To learn more about the author visit http://www.juliekramerbooks.com

Julie Kramer: Stalking Susan

6 Responses to “The Story Behind “Stalking Susan” by Julie Kramer”

  1. Pat Bertram Says:

    Julie,

    Thank you for letting me post this article. I love finding out how authors get their ideas, and this is a fascinating story. Good luck with your books!

  2. Julie Kramer Says:

    Thanks, Pat. Sequel – MISSING MARK – out next July. I didn’t want to do back to back serial killers, so this one is about a dangerous missing person case.

  3. joylene Says:

    Fascinating, Julie, to hear how you came about writing “Stalking Susan”. It adds such a personal touch. You’ve also brought attention to a problem I’m facing in one of my manuscripts. I’m been conflicted for awhile as to what is the moral thing to do.

    I’ve written a sequel that makes a passing reference to all the missing person cases on Highway 16 in central B.C. Although it’s not the theme of my story, I made a point of mentioning them because (2003) so little was mentioned in the newspapers or on TV.

    Then, in 2007 a special task force was formed because the families of the 40+ missing and dead renamed Highway 16 “Highway of Tears”, and made enough noise that the media finally made attention. 50+ hookers were murdered in Surrey before the media picked up the story.

    My concern is whether I should use this tragedy in any form in my novel. There are so many people suffering because we have a serial killer in our midst. And while it doesn’t seem to be a story the country is interested in hearing about, does that give me creative license to exploit it in a piece of fiction.

    By our very nature, are Canadians so passive that they’re immune to that many deaths?

    I sure hope not.

    I think if it was the theme of my book, I’d feel differently. You’ve brought attention to these deaths by using fiction to say “What if?” But in my book, the missing are only referred to indirectly.

    Thanks for giving me something to think about. Your book sounds intriguing, and it’s definitely on my wishlist.

  4. jalex Says:

    Interesting article, Julie. I love knowing the story behind the story, makes it more personal.

  5. xelene Says:

    Julie, Odd coincidence about the two Susans. But it sounds as if you gave them a bit of a requiem in your book.

    Joylene, I would suggest using the murders in your book. Don’t look at it as exploitation — look at it as helping to bring the murders to people’s attention.

  6. Julie Kramer Says:

    Joylene, I do use some real news events in my books, because I think it makes the manuscript more real. Experiment and see how it reads. If it seems awkward, you’ll know and can go back to what you had originally. But it might feel like it belonged all the time. But keep in mind, you are not telling their story, so you will have to change some things. That’s why I say “inspired by” not “based on.” I did not write a memoir. I did not write true crime. I wrote a novel.


Please leave a comment. I'd love to hear what you have to say.

Fill in your details below or click an icon to log in:

WordPress.com Logo

You are commenting using your WordPress.com account. Log Out /  Change )

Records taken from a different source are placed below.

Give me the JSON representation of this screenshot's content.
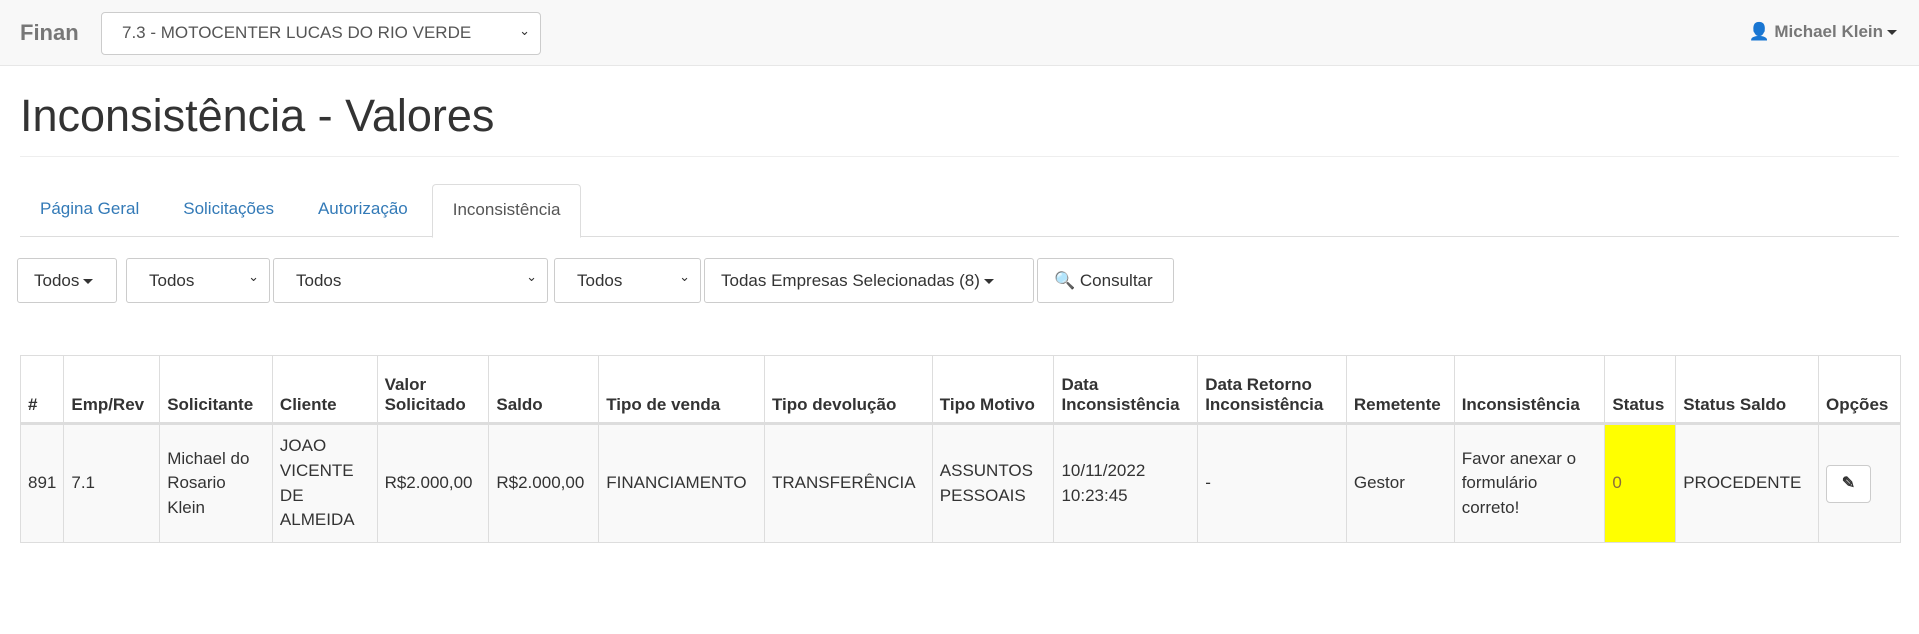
{
  "navbar": {
    "brand": "Finan",
    "company": "7.3 - MOTOCENTER LUCAS DO RIO VERDE",
    "user": "Michael Klein"
  },
  "page_title": "Inconsistência - Valores",
  "tabs": [
    {
      "label": "Página Geral"
    },
    {
      "label": "Solicitações"
    },
    {
      "label": "Autorização"
    },
    {
      "label": "Inconsistência",
      "active": true
    }
  ],
  "filters": {
    "f1": "Todos",
    "f2": "Todos",
    "f3": "Todos",
    "f4": "Todos",
    "empresas": "Todas Empresas Selecionadas (8)",
    "consultar": "Consultar"
  },
  "table": {
    "headers": [
      "#",
      "Emp/Rev",
      "Solicitante",
      "Cliente",
      "Valor Solicitado",
      "Saldo",
      "Tipo de venda",
      "Tipo devolução",
      "Tipo Motivo",
      "Data Inconsistência",
      "Data Retorno Inconsistência",
      "Remetente",
      "Inconsistência",
      "Status",
      "Status Saldo",
      "Opções"
    ],
    "rows": [
      [
        "891",
        "7.1",
        "Michael do Rosario Klein",
        "JOAO VICENTE DE ALMEIDA",
        "R$2.000,00",
        "R$2.000,00",
        "FINANCIAMENTO",
        "TRANSFERÊNCIA",
        "ASSUNTOS PESSOAIS",
        "10/11/2022 10:23:45",
        "-",
        "Gestor",
        "Favor anexar o formulário correto!",
        "0",
        "PROCEDENTE"
      ]
    ],
    "status_color": "#ffff00"
  }
}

Google photo

You are commenting using your Google account. Log Out /  Change )

Twitter picture

You are commenting using your Twitter account. Log Out /  Change )

Facebook photo

You are commenting using your Facebook account. Log Out /  Change )

Connecting to %s

This site uses Akismet to reduce spam. Learn how your comment data is processed.

%d bloggers like this: